▸ What needs to be done:
Look at each line of the listing. Copy those that hold the string "brave".

▸ Data for review:

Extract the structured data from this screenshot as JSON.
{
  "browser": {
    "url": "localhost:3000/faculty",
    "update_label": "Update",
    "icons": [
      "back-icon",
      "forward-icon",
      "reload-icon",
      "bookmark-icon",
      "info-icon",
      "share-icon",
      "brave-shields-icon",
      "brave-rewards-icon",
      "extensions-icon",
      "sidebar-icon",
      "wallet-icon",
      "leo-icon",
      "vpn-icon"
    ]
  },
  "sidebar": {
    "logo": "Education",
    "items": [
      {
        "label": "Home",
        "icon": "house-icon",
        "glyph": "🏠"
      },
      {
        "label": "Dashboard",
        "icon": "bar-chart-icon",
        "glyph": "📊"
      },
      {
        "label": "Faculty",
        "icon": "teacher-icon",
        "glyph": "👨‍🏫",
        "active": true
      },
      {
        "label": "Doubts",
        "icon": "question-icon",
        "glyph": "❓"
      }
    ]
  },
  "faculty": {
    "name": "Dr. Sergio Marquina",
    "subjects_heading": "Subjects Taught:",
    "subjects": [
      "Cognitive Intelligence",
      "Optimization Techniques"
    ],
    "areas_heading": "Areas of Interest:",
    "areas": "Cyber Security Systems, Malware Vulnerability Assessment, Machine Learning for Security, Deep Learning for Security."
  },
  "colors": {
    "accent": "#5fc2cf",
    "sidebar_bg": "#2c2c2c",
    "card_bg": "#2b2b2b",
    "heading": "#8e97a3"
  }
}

▸ The answer:
      "brave-shields-icon",
      "brave-rewards-icon",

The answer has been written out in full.